कार्यमित्येव यत्कर्म नियतं क्रियतेऽर्जुन।
सङ्गं त्यक्त्वा फलं चैव स त्यागः सात्त्विको मतः।।18.9।।
18.9 Whatever obligatory action is done, O Arjuna, merely because it ought to be done, abandoning attachment and also the desire for reward, that renunciation is regarded as Sattvic (pure).
18.9 कार्यम् ought to be done? इति thus? एव even? यत् which? कर्म action? नियतम् obligatory? क्रियते is performed? अर्जुन O Arjuna? सङ्गम् attachment? त्यक्त्वा abandoning? फलम् fruit? च and? एव even? सः that? त्यागः abandonment? सात्त्विकः Sattvic (pure)? मतः is regarded.Commentary A man of pure nature performs actions that have fallen to his lot in accordance with his capacity and his inherent nature. He is not filled with the pride that he is the performer of such actions nor does he hope for any gain therefrom.An ignorant man may think that the obligatory duties may produce their fruits for the performer by causing selfpurification and preventing the sin of omission or nonperformance. This sort of thinking and expectation of rewards also must be abandoned. Abandonment of the rewards of actions is praised in this verse.When a man does obligatory duties without agency and with unselfishness and egolessness his,mind is purified? his Antahkarana is prepared for the reception of the divine light or the dawn of Selfknowledge. He gradually becomes fit for devotion to knowledge (JnanaNishtha).The aspirant or seeker after liberation should be prepared to undergo physical sufferings. All acts of selfdiscipline and selfsacrifice entail physical suffering.This? again? is the central teaching of the Gita -- do your duty without attachment and selfish desires.

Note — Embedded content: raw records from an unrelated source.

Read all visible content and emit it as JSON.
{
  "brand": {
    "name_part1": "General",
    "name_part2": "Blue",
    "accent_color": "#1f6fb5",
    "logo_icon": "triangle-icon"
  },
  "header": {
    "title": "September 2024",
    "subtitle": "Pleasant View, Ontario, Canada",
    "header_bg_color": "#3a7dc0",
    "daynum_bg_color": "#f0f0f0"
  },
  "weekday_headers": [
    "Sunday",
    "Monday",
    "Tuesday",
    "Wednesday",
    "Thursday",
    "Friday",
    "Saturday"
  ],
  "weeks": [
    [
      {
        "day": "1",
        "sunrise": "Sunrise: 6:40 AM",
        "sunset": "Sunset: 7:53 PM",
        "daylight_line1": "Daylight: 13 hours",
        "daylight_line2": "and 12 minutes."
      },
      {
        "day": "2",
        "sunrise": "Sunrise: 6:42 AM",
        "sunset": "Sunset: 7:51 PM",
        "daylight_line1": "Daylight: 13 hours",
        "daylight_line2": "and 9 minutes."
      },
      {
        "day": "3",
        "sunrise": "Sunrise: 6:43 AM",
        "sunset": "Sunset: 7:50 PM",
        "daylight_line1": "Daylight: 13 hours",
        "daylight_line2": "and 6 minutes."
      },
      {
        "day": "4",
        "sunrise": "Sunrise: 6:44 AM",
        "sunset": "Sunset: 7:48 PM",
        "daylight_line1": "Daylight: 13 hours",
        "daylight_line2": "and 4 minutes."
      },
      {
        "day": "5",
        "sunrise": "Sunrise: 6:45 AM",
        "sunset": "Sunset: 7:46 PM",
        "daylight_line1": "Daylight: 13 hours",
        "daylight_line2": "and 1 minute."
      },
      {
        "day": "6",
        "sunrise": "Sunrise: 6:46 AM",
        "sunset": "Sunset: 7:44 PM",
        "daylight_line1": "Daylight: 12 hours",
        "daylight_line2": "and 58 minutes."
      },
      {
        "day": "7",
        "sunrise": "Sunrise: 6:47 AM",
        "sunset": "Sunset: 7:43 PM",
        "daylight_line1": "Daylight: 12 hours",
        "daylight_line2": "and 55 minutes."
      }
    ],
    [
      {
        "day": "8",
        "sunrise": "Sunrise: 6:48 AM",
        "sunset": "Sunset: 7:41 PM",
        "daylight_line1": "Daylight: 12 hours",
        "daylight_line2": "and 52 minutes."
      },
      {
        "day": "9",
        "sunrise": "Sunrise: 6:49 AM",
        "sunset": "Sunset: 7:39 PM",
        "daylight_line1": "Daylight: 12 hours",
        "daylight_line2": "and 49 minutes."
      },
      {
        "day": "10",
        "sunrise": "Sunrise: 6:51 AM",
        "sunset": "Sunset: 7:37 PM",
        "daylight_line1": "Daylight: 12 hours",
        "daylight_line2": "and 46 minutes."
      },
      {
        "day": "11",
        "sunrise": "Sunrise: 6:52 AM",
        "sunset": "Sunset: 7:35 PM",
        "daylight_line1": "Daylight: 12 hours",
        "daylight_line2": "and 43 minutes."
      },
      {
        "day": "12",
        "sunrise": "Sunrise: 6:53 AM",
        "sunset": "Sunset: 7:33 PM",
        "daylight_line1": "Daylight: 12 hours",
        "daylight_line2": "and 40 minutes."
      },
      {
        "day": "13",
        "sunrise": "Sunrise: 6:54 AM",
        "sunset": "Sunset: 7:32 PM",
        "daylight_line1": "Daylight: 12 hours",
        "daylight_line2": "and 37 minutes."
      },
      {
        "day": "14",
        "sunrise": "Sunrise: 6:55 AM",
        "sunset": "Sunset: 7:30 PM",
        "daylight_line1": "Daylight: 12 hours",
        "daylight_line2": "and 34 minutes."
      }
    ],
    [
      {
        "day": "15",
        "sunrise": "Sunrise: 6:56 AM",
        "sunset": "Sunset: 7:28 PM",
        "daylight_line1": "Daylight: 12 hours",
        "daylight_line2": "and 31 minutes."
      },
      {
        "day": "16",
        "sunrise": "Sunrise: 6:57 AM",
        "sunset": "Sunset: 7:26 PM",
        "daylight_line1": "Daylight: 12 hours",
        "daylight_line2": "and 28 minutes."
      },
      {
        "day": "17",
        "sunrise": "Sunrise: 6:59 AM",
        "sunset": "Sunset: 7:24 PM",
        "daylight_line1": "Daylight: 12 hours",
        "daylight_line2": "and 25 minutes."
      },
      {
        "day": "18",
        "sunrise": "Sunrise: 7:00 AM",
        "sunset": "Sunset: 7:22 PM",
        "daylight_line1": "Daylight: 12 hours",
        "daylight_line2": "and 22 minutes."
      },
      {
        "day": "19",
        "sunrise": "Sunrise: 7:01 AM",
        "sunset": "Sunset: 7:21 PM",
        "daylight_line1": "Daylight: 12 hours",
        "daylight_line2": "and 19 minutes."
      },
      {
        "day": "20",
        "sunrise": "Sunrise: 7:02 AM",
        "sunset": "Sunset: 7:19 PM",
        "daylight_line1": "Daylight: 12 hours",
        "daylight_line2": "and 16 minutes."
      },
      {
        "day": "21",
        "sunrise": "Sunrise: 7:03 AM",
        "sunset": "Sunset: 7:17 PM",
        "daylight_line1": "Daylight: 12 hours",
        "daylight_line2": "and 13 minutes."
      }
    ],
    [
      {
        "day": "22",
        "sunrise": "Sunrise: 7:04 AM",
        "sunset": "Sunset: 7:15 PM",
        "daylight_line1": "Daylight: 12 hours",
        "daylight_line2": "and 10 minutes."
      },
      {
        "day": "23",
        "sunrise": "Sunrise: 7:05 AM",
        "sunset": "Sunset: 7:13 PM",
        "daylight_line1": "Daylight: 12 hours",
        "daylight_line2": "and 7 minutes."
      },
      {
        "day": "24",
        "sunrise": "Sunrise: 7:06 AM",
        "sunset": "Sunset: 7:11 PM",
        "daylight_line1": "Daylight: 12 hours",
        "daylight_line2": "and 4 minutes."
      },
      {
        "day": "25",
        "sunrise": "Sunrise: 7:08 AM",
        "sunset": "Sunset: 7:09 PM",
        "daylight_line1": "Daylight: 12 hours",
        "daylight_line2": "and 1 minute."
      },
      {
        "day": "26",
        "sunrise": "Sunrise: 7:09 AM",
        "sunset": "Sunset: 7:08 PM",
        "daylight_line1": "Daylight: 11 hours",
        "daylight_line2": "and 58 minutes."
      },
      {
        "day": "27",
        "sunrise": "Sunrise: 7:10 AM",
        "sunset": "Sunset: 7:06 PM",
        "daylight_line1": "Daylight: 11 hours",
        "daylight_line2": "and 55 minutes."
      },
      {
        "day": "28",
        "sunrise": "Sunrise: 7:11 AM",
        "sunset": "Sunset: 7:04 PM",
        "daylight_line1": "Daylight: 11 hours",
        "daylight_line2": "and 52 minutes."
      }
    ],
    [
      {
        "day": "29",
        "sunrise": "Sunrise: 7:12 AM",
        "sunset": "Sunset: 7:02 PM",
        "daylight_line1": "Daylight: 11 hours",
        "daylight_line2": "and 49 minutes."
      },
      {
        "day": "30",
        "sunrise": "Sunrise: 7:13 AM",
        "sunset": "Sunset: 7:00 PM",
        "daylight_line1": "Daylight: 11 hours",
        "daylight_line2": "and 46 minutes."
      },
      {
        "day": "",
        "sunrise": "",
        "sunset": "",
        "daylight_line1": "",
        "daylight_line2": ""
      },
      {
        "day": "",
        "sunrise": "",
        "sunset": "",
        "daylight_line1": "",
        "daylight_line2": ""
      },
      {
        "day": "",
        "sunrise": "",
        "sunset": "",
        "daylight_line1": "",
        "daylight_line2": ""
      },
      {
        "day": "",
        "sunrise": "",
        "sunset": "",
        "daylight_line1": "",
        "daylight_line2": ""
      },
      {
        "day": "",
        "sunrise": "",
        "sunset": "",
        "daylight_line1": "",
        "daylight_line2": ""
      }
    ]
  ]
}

Kaaryamityeva yatkarma niyatam kriyate’rjuna; Sangam tyaktwaa phalam chaiva sa tyaagah saattwiko matah.
kāryam—as a duty; iti—as; eva—indeed; yat—which; karma niyatam—obligatory actions; kriyate—are performed; arjuna—Arjun; saṅgam—attachment; tyaktvā—relinquishing; phalam—reward; cha—and; eva—certainly; saḥ—such; tyāgaḥ—renunciation of desires for enjoying the fruits of actions; sāttvikaḥ—in the mode of goodness; mataḥ—considered